## What is expected
Could you please repeat all of the entries exactly as written?

··· Data for the task

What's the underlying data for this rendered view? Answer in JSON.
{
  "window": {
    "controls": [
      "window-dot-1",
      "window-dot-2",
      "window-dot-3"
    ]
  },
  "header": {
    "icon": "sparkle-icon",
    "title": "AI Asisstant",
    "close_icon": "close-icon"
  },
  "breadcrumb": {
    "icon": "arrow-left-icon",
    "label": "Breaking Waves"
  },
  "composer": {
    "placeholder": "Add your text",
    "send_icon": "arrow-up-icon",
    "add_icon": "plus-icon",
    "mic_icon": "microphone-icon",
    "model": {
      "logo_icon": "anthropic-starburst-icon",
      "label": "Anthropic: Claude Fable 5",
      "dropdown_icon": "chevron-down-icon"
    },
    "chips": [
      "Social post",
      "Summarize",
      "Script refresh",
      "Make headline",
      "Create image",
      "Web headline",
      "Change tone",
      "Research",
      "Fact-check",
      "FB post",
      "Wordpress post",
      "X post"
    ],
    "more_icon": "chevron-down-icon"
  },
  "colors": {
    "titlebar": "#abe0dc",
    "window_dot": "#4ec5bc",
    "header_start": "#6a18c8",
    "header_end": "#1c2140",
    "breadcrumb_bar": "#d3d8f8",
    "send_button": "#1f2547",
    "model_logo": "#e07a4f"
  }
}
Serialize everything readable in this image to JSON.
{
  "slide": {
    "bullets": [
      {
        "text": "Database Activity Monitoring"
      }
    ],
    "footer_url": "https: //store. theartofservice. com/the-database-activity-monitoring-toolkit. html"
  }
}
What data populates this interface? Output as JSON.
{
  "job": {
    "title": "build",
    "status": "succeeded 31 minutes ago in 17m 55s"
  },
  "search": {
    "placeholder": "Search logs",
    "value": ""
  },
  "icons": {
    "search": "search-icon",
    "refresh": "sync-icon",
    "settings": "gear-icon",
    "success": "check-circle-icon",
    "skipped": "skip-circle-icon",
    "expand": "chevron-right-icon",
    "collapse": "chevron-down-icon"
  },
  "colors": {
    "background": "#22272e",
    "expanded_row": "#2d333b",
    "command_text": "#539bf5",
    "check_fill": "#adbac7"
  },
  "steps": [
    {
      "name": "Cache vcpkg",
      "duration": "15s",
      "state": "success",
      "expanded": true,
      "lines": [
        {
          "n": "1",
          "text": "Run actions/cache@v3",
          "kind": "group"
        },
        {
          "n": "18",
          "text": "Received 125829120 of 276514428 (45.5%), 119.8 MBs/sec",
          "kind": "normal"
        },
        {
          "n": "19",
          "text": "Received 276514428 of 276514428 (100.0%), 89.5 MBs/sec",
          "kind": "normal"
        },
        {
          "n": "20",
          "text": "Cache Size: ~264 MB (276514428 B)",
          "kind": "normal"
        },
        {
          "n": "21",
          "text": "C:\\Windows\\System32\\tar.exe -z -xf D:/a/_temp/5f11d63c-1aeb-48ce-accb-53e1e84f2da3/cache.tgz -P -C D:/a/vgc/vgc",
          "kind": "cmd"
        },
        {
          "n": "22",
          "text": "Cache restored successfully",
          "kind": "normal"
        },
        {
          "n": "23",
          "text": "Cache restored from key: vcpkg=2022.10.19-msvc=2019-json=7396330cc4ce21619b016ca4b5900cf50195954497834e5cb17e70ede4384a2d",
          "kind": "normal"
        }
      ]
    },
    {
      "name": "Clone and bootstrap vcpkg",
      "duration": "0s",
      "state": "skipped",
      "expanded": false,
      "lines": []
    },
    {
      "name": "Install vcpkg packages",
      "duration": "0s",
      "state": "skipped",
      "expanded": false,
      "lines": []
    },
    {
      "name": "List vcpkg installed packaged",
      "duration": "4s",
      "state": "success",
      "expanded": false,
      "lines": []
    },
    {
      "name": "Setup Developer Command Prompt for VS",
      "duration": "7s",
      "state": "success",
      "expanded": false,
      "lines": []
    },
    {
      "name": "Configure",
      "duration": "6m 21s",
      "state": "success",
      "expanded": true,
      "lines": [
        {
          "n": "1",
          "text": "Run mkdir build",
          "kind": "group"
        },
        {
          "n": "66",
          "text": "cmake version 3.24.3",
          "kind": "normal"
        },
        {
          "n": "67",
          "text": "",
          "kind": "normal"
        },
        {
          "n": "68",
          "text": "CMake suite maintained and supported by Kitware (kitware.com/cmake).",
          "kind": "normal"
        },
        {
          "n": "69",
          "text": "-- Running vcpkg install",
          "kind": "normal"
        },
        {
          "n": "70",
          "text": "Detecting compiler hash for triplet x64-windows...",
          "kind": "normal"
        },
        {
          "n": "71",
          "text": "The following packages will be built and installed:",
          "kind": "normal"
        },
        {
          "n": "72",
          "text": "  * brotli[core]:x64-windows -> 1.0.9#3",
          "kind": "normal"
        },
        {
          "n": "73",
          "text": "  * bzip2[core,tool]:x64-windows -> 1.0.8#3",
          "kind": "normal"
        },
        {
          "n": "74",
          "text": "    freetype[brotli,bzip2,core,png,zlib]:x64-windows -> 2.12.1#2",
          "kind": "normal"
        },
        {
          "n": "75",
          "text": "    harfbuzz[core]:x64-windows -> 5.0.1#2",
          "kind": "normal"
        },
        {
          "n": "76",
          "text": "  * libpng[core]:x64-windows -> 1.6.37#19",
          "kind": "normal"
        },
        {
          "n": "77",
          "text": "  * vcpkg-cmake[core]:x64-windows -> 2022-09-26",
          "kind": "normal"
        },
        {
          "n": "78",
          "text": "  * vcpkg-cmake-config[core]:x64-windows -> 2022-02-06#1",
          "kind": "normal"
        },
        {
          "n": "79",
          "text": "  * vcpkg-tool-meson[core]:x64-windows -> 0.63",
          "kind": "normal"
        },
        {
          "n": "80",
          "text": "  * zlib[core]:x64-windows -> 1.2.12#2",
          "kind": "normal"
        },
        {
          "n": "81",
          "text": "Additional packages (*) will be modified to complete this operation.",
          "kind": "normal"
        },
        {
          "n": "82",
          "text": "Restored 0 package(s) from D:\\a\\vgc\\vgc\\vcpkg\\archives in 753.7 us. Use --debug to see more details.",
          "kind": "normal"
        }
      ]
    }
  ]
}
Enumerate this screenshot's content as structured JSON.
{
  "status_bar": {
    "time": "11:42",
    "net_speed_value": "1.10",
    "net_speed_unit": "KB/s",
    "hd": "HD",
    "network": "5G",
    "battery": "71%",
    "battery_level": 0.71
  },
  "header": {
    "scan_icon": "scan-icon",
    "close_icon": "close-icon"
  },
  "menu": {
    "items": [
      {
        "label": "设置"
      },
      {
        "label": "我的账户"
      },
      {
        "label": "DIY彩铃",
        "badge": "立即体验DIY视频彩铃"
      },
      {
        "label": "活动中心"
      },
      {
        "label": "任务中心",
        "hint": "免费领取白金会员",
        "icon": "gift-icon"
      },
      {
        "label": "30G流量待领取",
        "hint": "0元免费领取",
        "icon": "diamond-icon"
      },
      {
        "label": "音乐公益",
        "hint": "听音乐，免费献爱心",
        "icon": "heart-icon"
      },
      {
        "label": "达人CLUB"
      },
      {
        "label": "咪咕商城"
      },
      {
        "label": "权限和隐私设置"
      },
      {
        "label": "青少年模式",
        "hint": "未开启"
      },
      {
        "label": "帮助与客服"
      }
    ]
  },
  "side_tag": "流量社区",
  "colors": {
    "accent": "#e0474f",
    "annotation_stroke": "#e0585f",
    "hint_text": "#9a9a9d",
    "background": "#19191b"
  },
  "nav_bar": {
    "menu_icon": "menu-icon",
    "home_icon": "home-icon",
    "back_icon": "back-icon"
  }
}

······

## Exercise result
What's the underlying data for this rendered view? Answer in JSON.
{
  "window": {
    "controls": [
      "window-dot-1",
      "window-dot-2",
      "window-dot-3"
    ]
  },
  "header": {
    "icon": "sparkle-icon",
    "title": "AI Asisstant",
    "close_icon": "close-icon"
  },
  "breadcrumb": {
    "icon": "arrow-left-icon",
    "label": "Breaking Waves"
  },
  "composer": {
    "placeholder": "Add your text",
    "send_icon": "arrow-up-icon",
    "add_icon": "plus-icon",
    "mic_icon": "microphone-icon",
    "model": {
      "logo_icon": "anthropic-starburst-icon",
      "label": "Anthropic: Claude Fable 5",
      "dropdown_icon": "chevron-down-icon"
    },
    "chips": [
      "Social post",
      "Summarize",
      "Script refresh",
      "Make headline",
      "Create image",
      "Web headline",
      "Change tone",
      "Research",
      "Fact-check",
      "FB post",
      "Wordpress post",
      "X post"
    ],
    "more_icon": "chevron-down-icon"
  },
  "colors": {
    "titlebar": "#abe0dc",
    "window_dot": "#4ec5bc",
    "header_start": "#6a18c8",
    "header_end": "#1c2140",
    "breadcrumb_bar": "#d3d8f8",
    "send_button": "#1f2547",
    "model_logo": "#e07a4f"
  }
}
Serialize everything readable in this image to JSON.
{
  "slide": {
    "bullets": [
      {
        "text": "Database Activity Monitoring"
      }
    ],
    "footer_url": "https: //store. theartofservice. com/the-database-activity-monitoring-toolkit. html"
  }
}
What data populates this interface? Output as JSON.
{
  "job": {
    "title": "build",
    "status": "succeeded 31 minutes ago in 17m 55s"
  },
  "search": {
    "placeholder": "Search logs",
    "value": ""
  },
  "icons": {
    "search": "search-icon",
    "refresh": "sync-icon",
    "settings": "gear-icon",
    "success": "check-circle-icon",
    "skipped": "skip-circle-icon",
    "expand": "chevron-right-icon",
    "collapse": "chevron-down-icon"
  },
  "colors": {
    "background": "#22272e",
    "expanded_row": "#2d333b",
    "command_text": "#539bf5",
    "check_fill": "#adbac7"
  },
  "steps": [
    {
      "name": "Cache vcpkg",
      "duration": "15s",
      "state": "success",
      "expanded": true,
      "lines": [
        {
          "n": "1",
          "text": "Run actions/cache@v3",
          "kind": "group"
        },
        {
          "n": "18",
          "text": "Received 125829120 of 276514428 (45.5%), 119.8 MBs/sec",
          "kind": "normal"
        },
        {
          "n": "19",
          "text": "Received 276514428 of 276514428 (100.0%), 89.5 MBs/sec",
          "kind": "normal"
        },
        {
          "n": "20",
          "text": "Cache Size: ~264 MB (276514428 B)",
          "kind": "normal"
        },
        {
          "n": "21",
          "text": "C:\\Windows\\System32\\tar.exe -z -xf D:/a/_temp/5f11d63c-1aeb-48ce-accb-53e1e84f2da3/cache.tgz -P -C D:/a/vgc/vgc",
          "kind": "cmd"
        },
        {
          "n": "22",
          "text": "Cache restored successfully",
          "kind": "normal"
        },
        {
          "n": "23",
          "text": "Cache restored from key: vcpkg=2022.10.19-msvc=2019-json=7396330cc4ce21619b016ca4b5900cf50195954497834e5cb17e70ede4384a2d",
          "kind": "normal"
        }
      ]
    },
    {
      "name": "Clone and bootstrap vcpkg",
      "duration": "0s",
      "state": "skipped",
      "expanded": false,
      "lines": []
    },
    {
      "name": "Install vcpkg packages",
      "duration": "0s",
      "state": "skipped",
      "expanded": false,
      "lines": []
    },
    {
      "name": "List vcpkg installed packaged",
      "duration": "4s",
      "state": "success",
      "expanded": false,
      "lines": []
    },
    {
      "name": "Setup Developer Command Prompt for VS",
      "duration": "7s",
      "state": "success",
      "expanded": false,
      "lines": []
    },
    {
      "name": "Configure",
      "duration": "6m 21s",
      "state": "success",
      "expanded": true,
      "lines": [
        {
          "n": "1",
          "text": "Run mkdir build",
          "kind": "group"
        },
        {
          "n": "66",
          "text": "cmake version 3.24.3",
          "kind": "normal"
        },
        {
          "n": "67",
          "text": "",
          "kind": "normal"
        },
        {
          "n": "68",
          "text": "CMake suite maintained and supported by Kitware (kitware.com/cmake).",
          "kind": "normal"
        },
        {
          "n": "69",
          "text": "-- Running vcpkg install",
          "kind": "normal"
        },
        {
          "n": "70",
          "text": "Detecting compiler hash for triplet x64-windows...",
          "kind": "normal"
        },
        {
          "n": "71",
          "text": "The following packages will be built and installed:",
          "kind": "normal"
        },
        {
          "n": "72",
          "text": "  * brotli[core]:x64-windows -> 1.0.9#3",
          "kind": "normal"
        },
        {
          "n": "73",
          "text": "  * bzip2[core,tool]:x64-windows -> 1.0.8#3",
          "kind": "normal"
        },
        {
          "n": "74",
          "text": "    freetype[brotli,bzip2,core,png,zlib]:x64-windows -> 2.12.1#2",
          "kind": "normal"
        },
        {
          "n": "75",
          "text": "    harfbuzz[core]:x64-windows -> 5.0.1#2",
          "kind": "normal"
        },
        {
          "n": "76",
          "text": "  * libpng[core]:x64-windows -> 1.6.37#19",
          "kind": "normal"
        },
        {
          "n": "77",
          "text": "  * vcpkg-cmake[core]:x64-windows -> 2022-09-26",
          "kind": "normal"
        },
        {
          "n": "78",
          "text": "  * vcpkg-cmake-config[core]:x64-windows -> 2022-02-06#1",
          "kind": "normal"
        },
        {
          "n": "79",
          "text": "  * vcpkg-tool-meson[core]:x64-windows -> 0.63",
          "kind": "normal"
        },
        {
          "n": "80",
          "text": "  * zlib[core]:x64-windows -> 1.2.12#2",
          "kind": "normal"
        },
        {
          "n": "81",
          "text": "Additional packages (*) will be modified to complete this operation.",
          "kind": "normal"
        },
        {
          "n": "82",
          "text": "Restored 0 package(s) from D:\\a\\vgc\\vgc\\vcpkg\\archives in 753.7 us. Use --debug to see more details.",
          "kind": "normal"
        }
      ]
    }
  ]
}
Enumerate this screenshot's content as structured JSON.
{
  "status_bar": {
    "time": "11:42",
    "net_speed_value": "1.10",
    "net_speed_unit": "KB/s",
    "hd": "HD",
    "network": "5G",
    "battery": "71%",
    "battery_level": 0.71
  },
  "header": {
    "scan_icon": "scan-icon",
    "close_icon": "close-icon"
  },
  "menu": {
    "items": [
      {
        "label": "设置"
      },
      {
        "label": "我的账户"
      },
      {
        "label": "DIY彩铃",
        "badge": "立即体验DIY视频彩铃"
      },
      {
        "label": "活动中心"
      },
      {
        "label": "任务中心",
        "hint": "免费领取白金会员",
        "icon": "gift-icon"
      },
      {
        "label": "30G流量待领取",
        "hint": "0元免费领取",
        "icon": "diamond-icon"
      },
      {
        "label": "音乐公益",
        "hint": "听音乐，免费献爱心",
        "icon": "heart-icon"
      },
      {
        "label": "达人CLUB"
      },
      {
        "label": "咪咕商城"
      },
      {
        "label": "权限和隐私设置"
      },
      {
        "label": "青少年模式",
        "hint": "未开启"
      },
      {
        "label": "帮助与客服"
      }
    ]
  },
  "side_tag": "流量社区",
  "colors": {
    "accent": "#e0474f",
    "annotation_stroke": "#e0585f",
    "hint_text": "#9a9a9d",
    "background": "#19191b"
  },
  "nav_bar": {
    "menu_icon": "menu-icon",
    "home_icon": "home-icon",
    "back_icon": "back-icon"
  }
}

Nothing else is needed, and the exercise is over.